[Data records — start]
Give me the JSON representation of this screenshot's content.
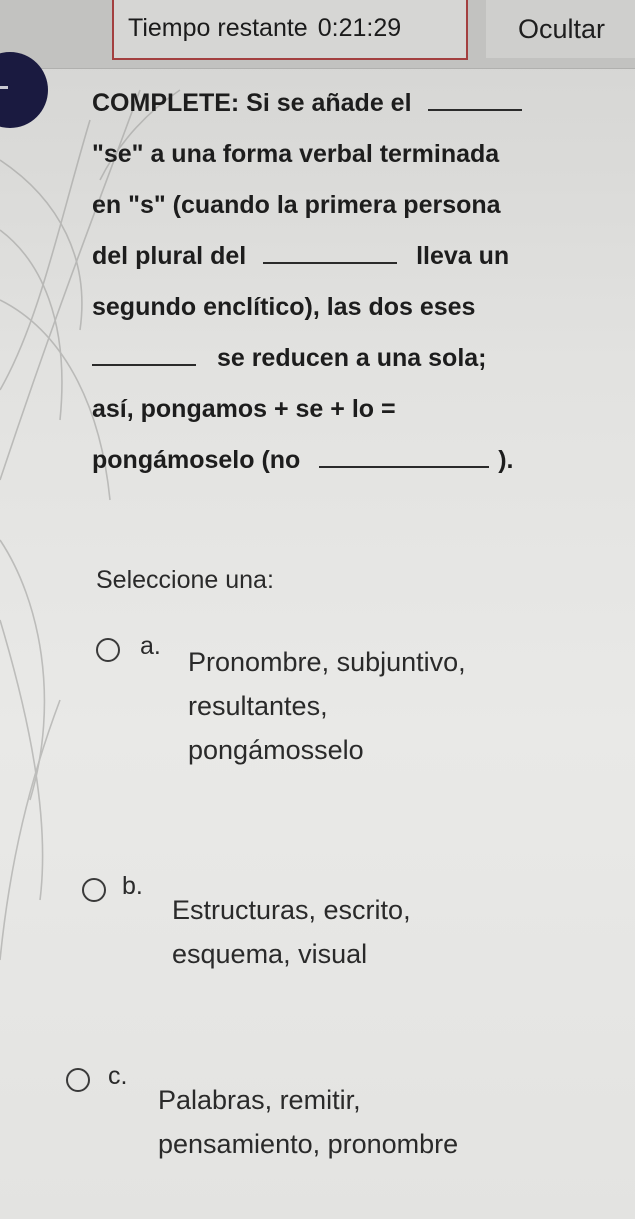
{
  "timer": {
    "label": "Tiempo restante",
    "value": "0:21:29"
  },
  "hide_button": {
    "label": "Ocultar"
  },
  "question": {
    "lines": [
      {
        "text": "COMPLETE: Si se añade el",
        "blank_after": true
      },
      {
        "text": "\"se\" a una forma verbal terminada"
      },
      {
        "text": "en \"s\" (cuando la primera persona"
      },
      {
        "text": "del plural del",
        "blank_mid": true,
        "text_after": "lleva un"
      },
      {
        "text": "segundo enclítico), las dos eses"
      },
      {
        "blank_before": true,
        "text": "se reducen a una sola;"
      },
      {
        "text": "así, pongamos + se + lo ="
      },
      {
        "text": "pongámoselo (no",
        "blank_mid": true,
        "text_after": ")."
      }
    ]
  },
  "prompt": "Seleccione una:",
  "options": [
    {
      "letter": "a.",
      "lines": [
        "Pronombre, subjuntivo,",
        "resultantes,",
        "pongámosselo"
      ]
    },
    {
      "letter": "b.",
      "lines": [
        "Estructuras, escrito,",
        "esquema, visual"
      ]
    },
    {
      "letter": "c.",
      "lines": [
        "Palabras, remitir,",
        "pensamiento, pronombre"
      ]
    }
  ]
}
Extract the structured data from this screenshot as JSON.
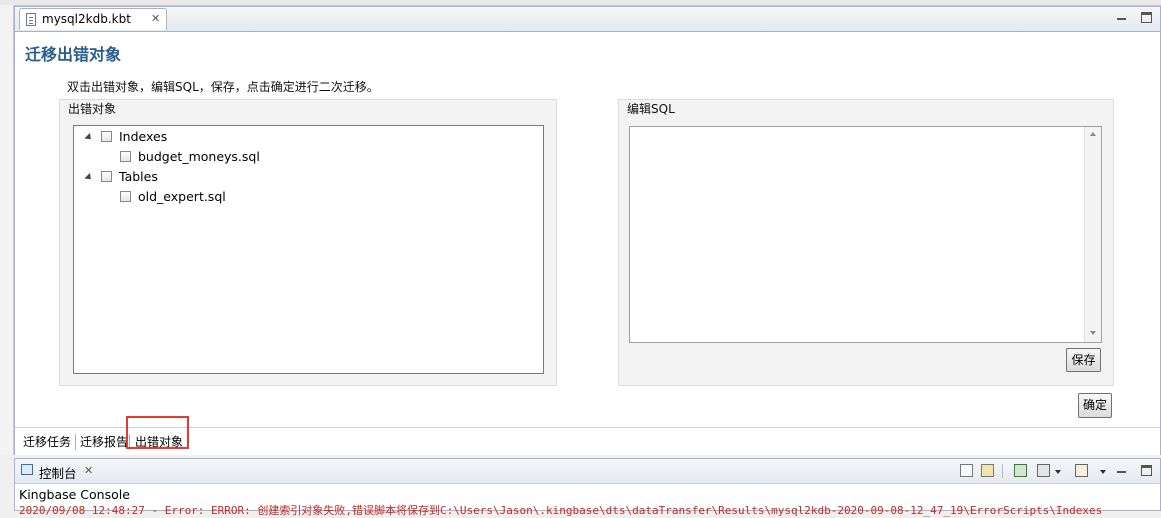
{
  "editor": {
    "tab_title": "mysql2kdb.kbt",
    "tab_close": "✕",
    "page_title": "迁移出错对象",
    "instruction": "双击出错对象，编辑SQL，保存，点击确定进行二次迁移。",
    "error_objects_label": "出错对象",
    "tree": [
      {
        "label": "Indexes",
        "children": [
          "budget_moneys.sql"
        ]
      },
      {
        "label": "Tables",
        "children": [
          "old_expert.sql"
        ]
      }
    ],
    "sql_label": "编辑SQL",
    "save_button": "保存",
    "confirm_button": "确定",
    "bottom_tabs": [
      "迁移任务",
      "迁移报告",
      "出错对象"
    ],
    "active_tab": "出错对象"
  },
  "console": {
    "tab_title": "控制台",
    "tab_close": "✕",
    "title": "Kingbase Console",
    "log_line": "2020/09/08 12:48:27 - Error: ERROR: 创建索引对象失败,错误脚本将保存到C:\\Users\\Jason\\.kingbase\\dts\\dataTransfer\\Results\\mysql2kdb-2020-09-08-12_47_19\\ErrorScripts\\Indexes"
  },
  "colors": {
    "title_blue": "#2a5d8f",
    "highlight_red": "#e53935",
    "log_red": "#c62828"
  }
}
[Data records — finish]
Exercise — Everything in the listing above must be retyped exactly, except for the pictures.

Written response —
Give me the JSON representation of this screenshot's content.
{
  "timer": {
    "label": "Tiempo restante",
    "value": "0:21:29"
  },
  "hide_button": {
    "label": "Ocultar"
  },
  "question": {
    "lines": [
      {
        "text": "COMPLETE: Si se añade el",
        "blank_after": true
      },
      {
        "text": "\"se\" a una forma verbal terminada"
      },
      {
        "text": "en \"s\" (cuando la primera persona"
      },
      {
        "text": "del plural del",
        "blank_mid": true,
        "text_after": "lleva un"
      },
      {
        "text": "segundo enclítico), las dos eses"
      },
      {
        "blank_before": true,
        "text": "se reducen a una sola;"
      },
      {
        "text": "así, pongamos + se + lo ="
      },
      {
        "text": "pongámoselo (no",
        "blank_mid": true,
        "text_after": ")."
      }
    ]
  },
  "prompt": "Seleccione una:",
  "options": [
    {
      "letter": "a.",
      "lines": [
        "Pronombre, subjuntivo,",
        "resultantes,",
        "pongámosselo"
      ]
    },
    {
      "letter": "b.",
      "lines": [
        "Estructuras, escrito,",
        "esquema, visual"
      ]
    },
    {
      "letter": "c.",
      "lines": [
        "Palabras, remitir,",
        "pensamiento, pronombre"
      ]
    }
  ]
}
Extract the structured data from this screenshot as JSON.
{
  "editor": {
    "tab_title": "mysql2kdb.kbt",
    "tab_close": "✕",
    "page_title": "迁移出错对象",
    "instruction": "双击出错对象，编辑SQL，保存，点击确定进行二次迁移。",
    "error_objects_label": "出错对象",
    "tree": [
      {
        "label": "Indexes",
        "children": [
          "budget_moneys.sql"
        ]
      },
      {
        "label": "Tables",
        "children": [
          "old_expert.sql"
        ]
      }
    ],
    "sql_label": "编辑SQL",
    "save_button": "保存",
    "confirm_button": "确定",
    "bottom_tabs": [
      "迁移任务",
      "迁移报告",
      "出错对象"
    ],
    "active_tab": "出错对象"
  },
  "console": {
    "tab_title": "控制台",
    "tab_close": "✕",
    "title": "Kingbase Console",
    "log_line": "2020/09/08 12:48:27 - Error: ERROR: 创建索引对象失败,错误脚本将保存到C:\\Users\\Jason\\.kingbase\\dts\\dataTransfer\\Results\\mysql2kdb-2020-09-08-12_47_19\\ErrorScripts\\Indexes"
  },
  "colors": {
    "title_blue": "#2a5d8f",
    "highlight_red": "#e53935",
    "log_red": "#c62828"
  }
}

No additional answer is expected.